_DIRECTIONS FOR THIS TASK:_ Wherever the string "photo" appears in the entries below, return the line that holds it.

━━━ DATA FOR THE TASK

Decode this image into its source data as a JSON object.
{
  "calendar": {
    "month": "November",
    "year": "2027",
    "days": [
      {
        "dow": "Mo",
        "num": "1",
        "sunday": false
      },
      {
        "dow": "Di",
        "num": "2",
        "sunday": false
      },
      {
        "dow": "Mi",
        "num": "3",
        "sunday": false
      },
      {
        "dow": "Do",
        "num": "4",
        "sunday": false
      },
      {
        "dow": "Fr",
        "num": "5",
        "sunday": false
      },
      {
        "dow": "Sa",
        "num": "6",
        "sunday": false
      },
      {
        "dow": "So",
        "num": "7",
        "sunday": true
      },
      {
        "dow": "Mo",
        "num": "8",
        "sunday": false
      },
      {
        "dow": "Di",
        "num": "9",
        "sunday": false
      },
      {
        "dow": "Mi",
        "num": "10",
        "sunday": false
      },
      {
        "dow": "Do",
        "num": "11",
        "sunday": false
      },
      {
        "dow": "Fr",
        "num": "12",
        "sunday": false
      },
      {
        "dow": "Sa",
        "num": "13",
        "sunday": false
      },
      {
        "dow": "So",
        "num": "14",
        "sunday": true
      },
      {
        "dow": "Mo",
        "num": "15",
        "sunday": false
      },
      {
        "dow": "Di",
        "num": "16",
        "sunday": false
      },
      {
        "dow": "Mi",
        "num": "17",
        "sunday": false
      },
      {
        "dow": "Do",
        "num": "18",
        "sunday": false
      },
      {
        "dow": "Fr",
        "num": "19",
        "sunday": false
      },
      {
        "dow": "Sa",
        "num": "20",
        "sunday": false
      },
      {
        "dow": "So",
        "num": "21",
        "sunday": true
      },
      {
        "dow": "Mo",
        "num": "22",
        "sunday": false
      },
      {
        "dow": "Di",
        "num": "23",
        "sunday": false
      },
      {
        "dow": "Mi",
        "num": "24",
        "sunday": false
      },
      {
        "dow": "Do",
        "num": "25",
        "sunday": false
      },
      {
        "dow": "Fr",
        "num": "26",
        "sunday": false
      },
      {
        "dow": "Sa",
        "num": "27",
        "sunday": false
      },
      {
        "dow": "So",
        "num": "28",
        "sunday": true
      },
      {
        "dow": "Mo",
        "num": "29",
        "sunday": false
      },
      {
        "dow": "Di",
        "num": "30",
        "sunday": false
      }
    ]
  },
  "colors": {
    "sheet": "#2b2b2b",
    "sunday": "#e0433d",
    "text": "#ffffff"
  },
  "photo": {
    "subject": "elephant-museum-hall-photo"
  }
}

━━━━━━

_RESULT OF THIS EXERCISE:_
  "photo": {
    "subject": "elephant-museum-hall-photo"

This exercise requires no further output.